To do
Every line of the listing that holds the word "ASIDE" should be returned.

Source data

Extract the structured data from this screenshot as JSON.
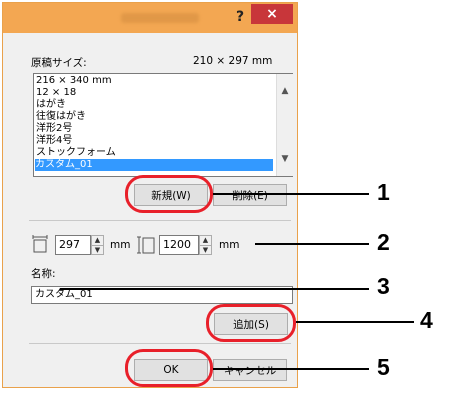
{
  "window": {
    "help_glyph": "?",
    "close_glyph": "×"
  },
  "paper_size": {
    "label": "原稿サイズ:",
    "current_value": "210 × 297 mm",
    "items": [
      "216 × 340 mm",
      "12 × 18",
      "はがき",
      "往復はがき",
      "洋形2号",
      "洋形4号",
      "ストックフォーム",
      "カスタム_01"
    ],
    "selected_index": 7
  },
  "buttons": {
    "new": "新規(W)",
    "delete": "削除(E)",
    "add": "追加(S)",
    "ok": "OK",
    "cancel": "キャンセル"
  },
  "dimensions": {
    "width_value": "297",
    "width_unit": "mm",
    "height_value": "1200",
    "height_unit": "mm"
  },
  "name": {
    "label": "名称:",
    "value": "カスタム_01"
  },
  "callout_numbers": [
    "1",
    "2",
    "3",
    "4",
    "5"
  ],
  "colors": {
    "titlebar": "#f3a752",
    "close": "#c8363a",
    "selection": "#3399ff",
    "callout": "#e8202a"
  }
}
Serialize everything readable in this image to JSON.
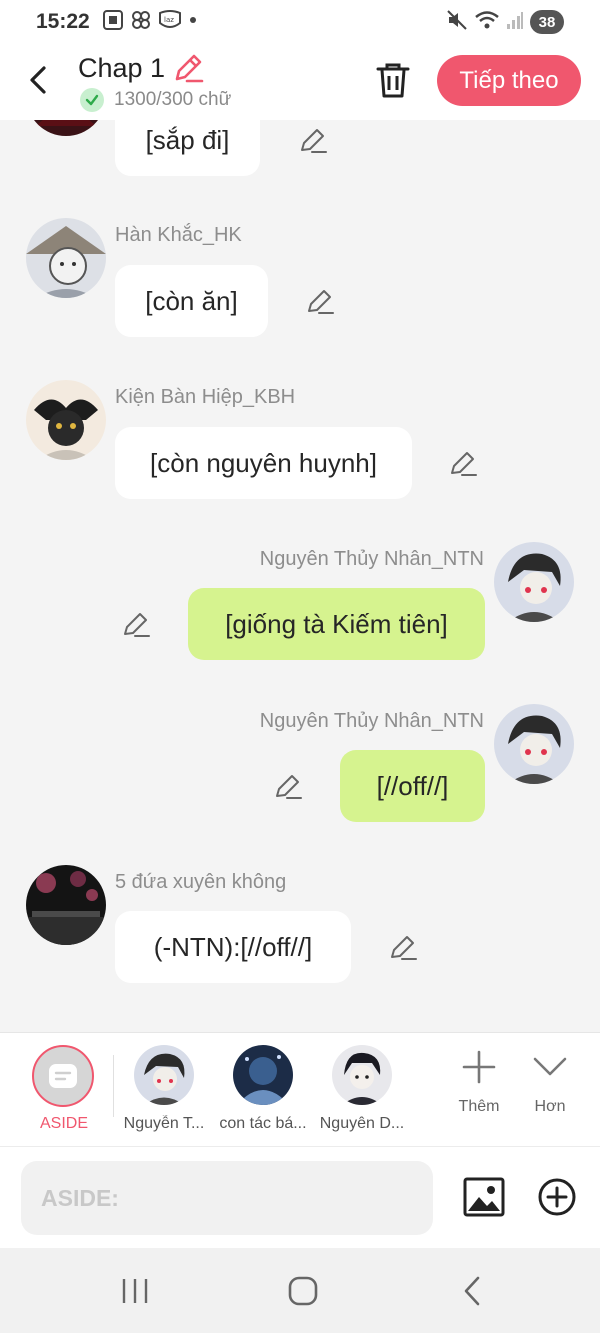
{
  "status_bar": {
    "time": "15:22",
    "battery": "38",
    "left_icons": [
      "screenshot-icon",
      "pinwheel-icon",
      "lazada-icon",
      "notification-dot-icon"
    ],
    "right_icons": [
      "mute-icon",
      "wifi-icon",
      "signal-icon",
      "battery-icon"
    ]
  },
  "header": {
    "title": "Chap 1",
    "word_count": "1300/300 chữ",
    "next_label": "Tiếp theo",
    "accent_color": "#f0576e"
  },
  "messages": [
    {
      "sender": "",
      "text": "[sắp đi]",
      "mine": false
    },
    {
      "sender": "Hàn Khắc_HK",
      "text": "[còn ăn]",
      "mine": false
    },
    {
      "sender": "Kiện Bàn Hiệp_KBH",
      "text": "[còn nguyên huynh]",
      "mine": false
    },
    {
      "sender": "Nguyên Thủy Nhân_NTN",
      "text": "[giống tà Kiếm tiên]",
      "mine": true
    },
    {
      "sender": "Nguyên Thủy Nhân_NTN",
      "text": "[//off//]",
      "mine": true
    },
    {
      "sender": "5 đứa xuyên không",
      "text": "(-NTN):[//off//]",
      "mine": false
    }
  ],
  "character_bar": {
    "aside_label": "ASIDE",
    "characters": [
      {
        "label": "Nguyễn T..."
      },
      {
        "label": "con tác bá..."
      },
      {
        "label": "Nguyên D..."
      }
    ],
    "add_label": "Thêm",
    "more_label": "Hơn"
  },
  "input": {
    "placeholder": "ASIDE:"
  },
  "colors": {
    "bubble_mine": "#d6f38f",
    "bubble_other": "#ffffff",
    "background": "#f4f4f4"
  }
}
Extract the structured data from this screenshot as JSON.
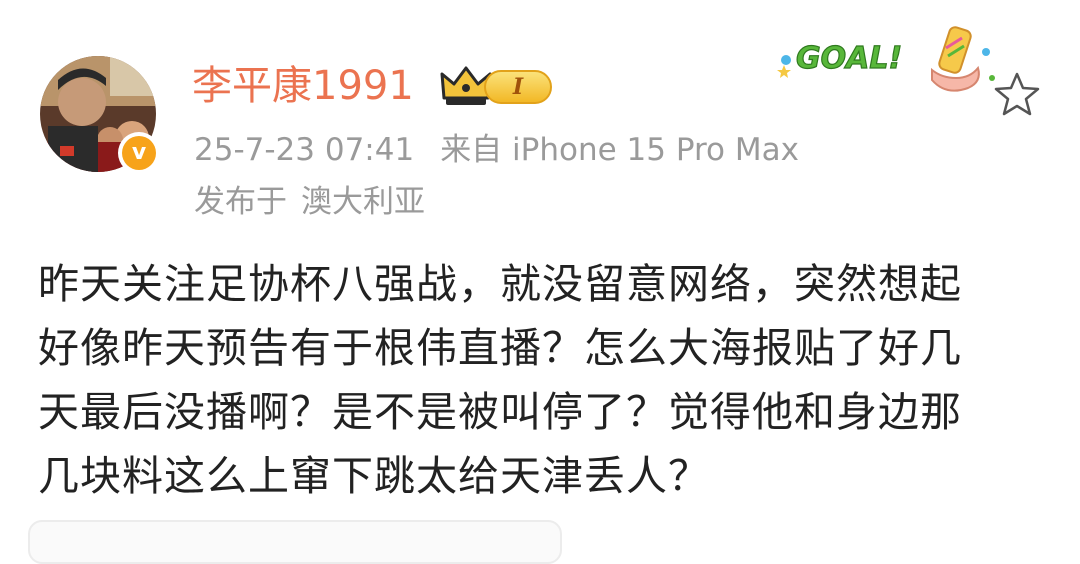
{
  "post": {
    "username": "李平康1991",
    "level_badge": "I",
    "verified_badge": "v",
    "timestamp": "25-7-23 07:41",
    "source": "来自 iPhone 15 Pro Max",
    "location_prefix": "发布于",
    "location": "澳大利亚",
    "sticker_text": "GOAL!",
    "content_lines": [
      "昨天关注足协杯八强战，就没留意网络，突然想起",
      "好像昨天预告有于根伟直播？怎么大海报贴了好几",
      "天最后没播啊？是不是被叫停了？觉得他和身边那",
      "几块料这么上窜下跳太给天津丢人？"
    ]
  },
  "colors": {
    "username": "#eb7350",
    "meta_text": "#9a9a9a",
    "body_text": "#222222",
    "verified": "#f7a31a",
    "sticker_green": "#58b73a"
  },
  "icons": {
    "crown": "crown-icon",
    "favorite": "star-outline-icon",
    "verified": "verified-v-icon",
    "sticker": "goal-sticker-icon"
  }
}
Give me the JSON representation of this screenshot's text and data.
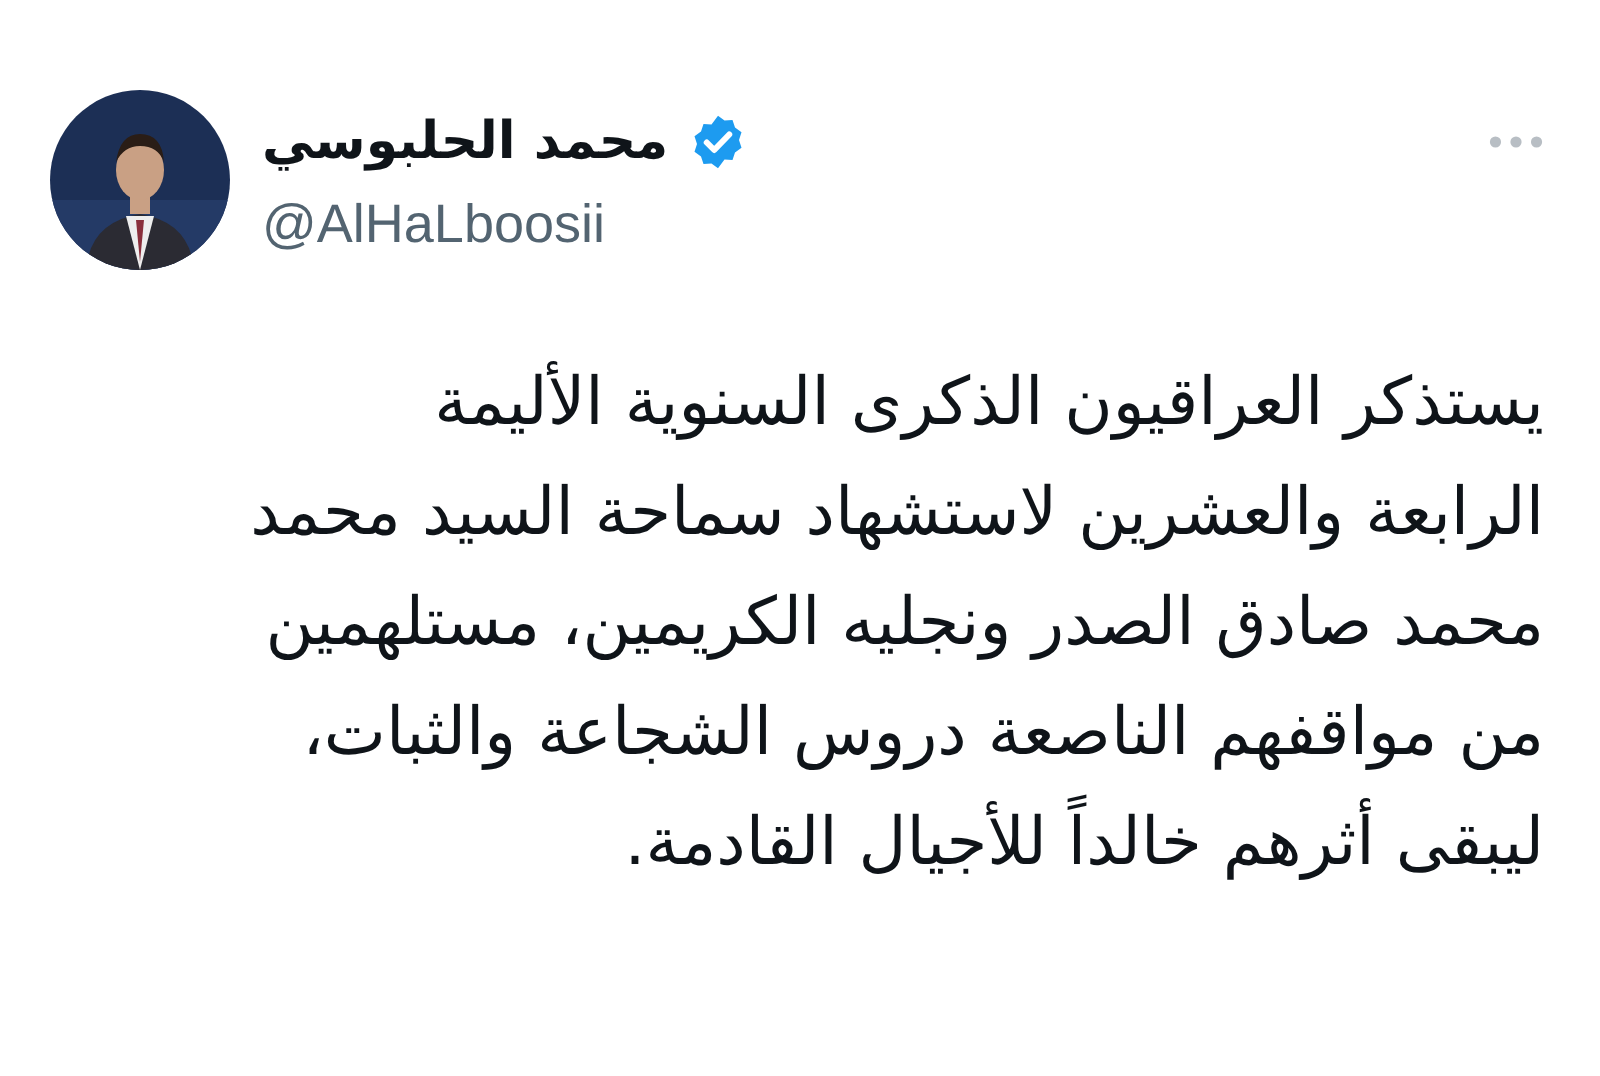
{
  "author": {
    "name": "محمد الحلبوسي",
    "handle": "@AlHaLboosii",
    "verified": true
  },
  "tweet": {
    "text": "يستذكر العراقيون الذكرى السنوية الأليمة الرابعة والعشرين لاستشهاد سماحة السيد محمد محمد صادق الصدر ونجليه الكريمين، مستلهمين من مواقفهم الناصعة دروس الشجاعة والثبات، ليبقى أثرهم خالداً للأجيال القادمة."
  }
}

Finished exercise
    "aside_label": "ASIDE",
    "placeholder": "ASIDE:"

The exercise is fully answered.